Chris drove around with that setup for three or four years when he felt the need for more ridiculousness. A BDS 8-71 blower with a pair of 850 Holleys did the trick. The blower setup wouldn’t clear the cowl and Chris had worn out all his cutting implements over the years. He lucked out by finding a billet spacer that raised the blower above the cowl. No cut- ting needed. Then, by a stroke of luck, he found a second billet spacer that would fit on top of the blower raising the intake to even more ridiculous heights—like maybe three feet above the fenders.
The Valiant body, except for minitubs, is surprisingly stock. The front and rear subframes are original although Chris admits to splicing a little in the fronts. Even the floorpan is dead stock. He beefed the unibody with frame connections and a cage to avoid the dreaded “Pretzelitis” when he sticks his foot in the water pump.
The immaculate body is the handiwork of Bob Hedge who finessed the body and sprayed the House of Kolor red base with tangerine top coat right in Chris’ garage. Chris then tried to get his interior guy, Rick Kidwell, to bring his table and sewing machine to his garage to stitch up the seats, door panels, rugs and headliner. But Rick held his ground and Chris had to bring the Valiant to his shop.

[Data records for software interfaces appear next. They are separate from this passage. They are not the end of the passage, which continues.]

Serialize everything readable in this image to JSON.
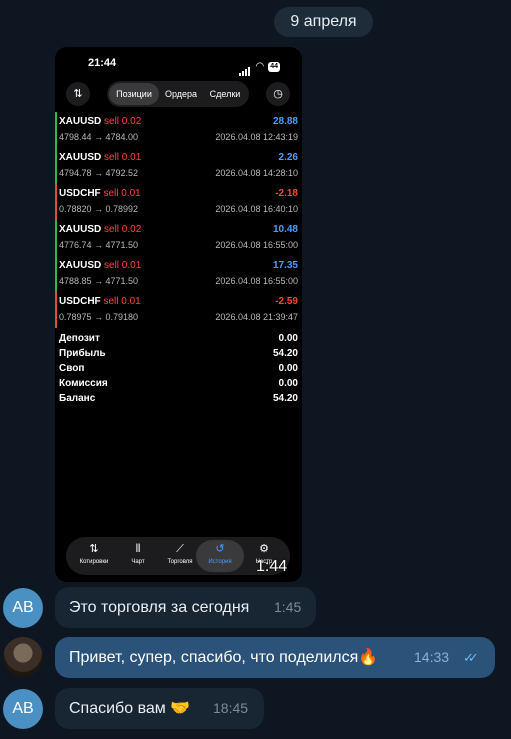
{
  "date_label": "9 апреля",
  "phone": {
    "status_time": "21:44",
    "battery": "44",
    "tabs": [
      "Позиции",
      "Ордера",
      "Сделки"
    ],
    "trades": [
      {
        "symbol": "XAUUSD",
        "side": "sell 0.02",
        "prices": "4798.44 → 4784.00",
        "profit": "28.88",
        "time": "2026.04.08 12:43:19",
        "positive": true
      },
      {
        "symbol": "XAUUSD",
        "side": "sell 0.01",
        "prices": "4794.78 → 4792.52",
        "profit": "2.26",
        "time": "2026.04.08 14:28:10",
        "positive": true
      },
      {
        "symbol": "USDCHF",
        "side": "sell 0.01",
        "prices": "0.78820 → 0.78992",
        "profit": "-2.18",
        "time": "2026.04.08 16:40:10",
        "positive": false
      },
      {
        "symbol": "XAUUSD",
        "side": "sell 0.02",
        "prices": "4776.74 → 4771.50",
        "profit": "10.48",
        "time": "2026.04.08 16:55:00",
        "positive": true
      },
      {
        "symbol": "XAUUSD",
        "side": "sell 0.01",
        "prices": "4788.85 → 4771.50",
        "profit": "17.35",
        "time": "2026.04.08 16:55:00",
        "positive": true
      },
      {
        "symbol": "USDCHF",
        "side": "sell 0.01",
        "prices": "0.78975 → 0.79180",
        "profit": "-2.59",
        "time": "2026.04.08 21:39:47",
        "positive": false
      }
    ],
    "summary": [
      {
        "label": "Депозит",
        "value": "0.00"
      },
      {
        "label": "Прибыль",
        "value": "54.20"
      },
      {
        "label": "Своп",
        "value": "0.00"
      },
      {
        "label": "Комиссия",
        "value": "0.00"
      },
      {
        "label": "Баланс",
        "value": "54.20"
      }
    ],
    "bottom_tabs": [
      {
        "icon": "⇅",
        "label": "Котировки",
        "icon_name": "quotes-icon"
      },
      {
        "icon": "⫴",
        "label": "Чарт",
        "icon_name": "chart-candles-icon"
      },
      {
        "icon": "⟋",
        "label": "Торговля",
        "icon_name": "trade-icon"
      },
      {
        "icon": "↺",
        "label": "История",
        "icon_name": "history-icon"
      },
      {
        "icon": "⚙",
        "label": "Настр",
        "icon_name": "settings-icon"
      }
    ],
    "video_time": "1:44",
    "colors": {
      "profit": "#4a9eff",
      "loss": "#ff453a",
      "bar_profit": "#30b94a",
      "bar_loss": "#e5483d"
    }
  },
  "messages": [
    {
      "avatar": "AB",
      "text": "Это торговля за сегодня",
      "time": "1:45"
    },
    {
      "text": "Привет, супер, спасибо, что поделился🔥",
      "time": "14:33"
    },
    {
      "avatar": "AB",
      "text": "Спасибо вам 🤝",
      "time": "18:45"
    }
  ]
}
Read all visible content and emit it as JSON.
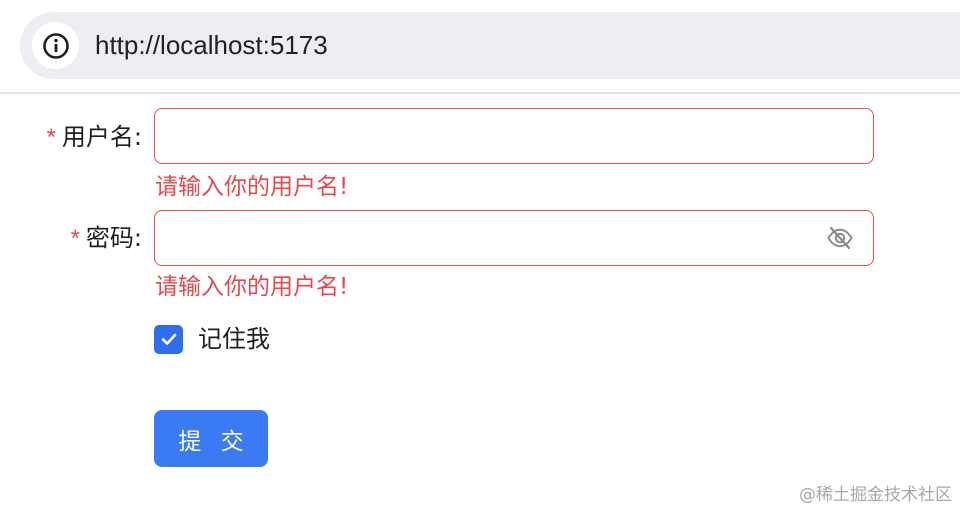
{
  "browser": {
    "url": "http://localhost:5173",
    "info_icon": "info-icon"
  },
  "form": {
    "username": {
      "required_mark": "*",
      "label": "用户名:",
      "value": "",
      "error": "请输入你的用户名!"
    },
    "password": {
      "required_mark": "*",
      "label": "密码:",
      "value": "",
      "toggle_icon": "eye-off-icon",
      "error": "请输入你的用户名!"
    },
    "remember": {
      "label": "记住我",
      "checked": true
    },
    "submit_label": "提 交"
  },
  "watermark": "@稀土掘金技术社区",
  "colors": {
    "error": "#e5484d",
    "primary": "#3a7af3",
    "checkbox": "#2f6eea",
    "address_bar": "#edeef2"
  }
}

Chris doesn’t put many street miles on his ridiculous ride, but only because of crappy roads in his area. “They’re ridiculous,” he says. But when he does venture out, peeking around those dual air scoops as he does, the crowds just materialize at gas stations and everywhere he stops. He’s even had people following him home just to see what the car is all about. “Those people are ridiculous,” he says.
And Chris should know.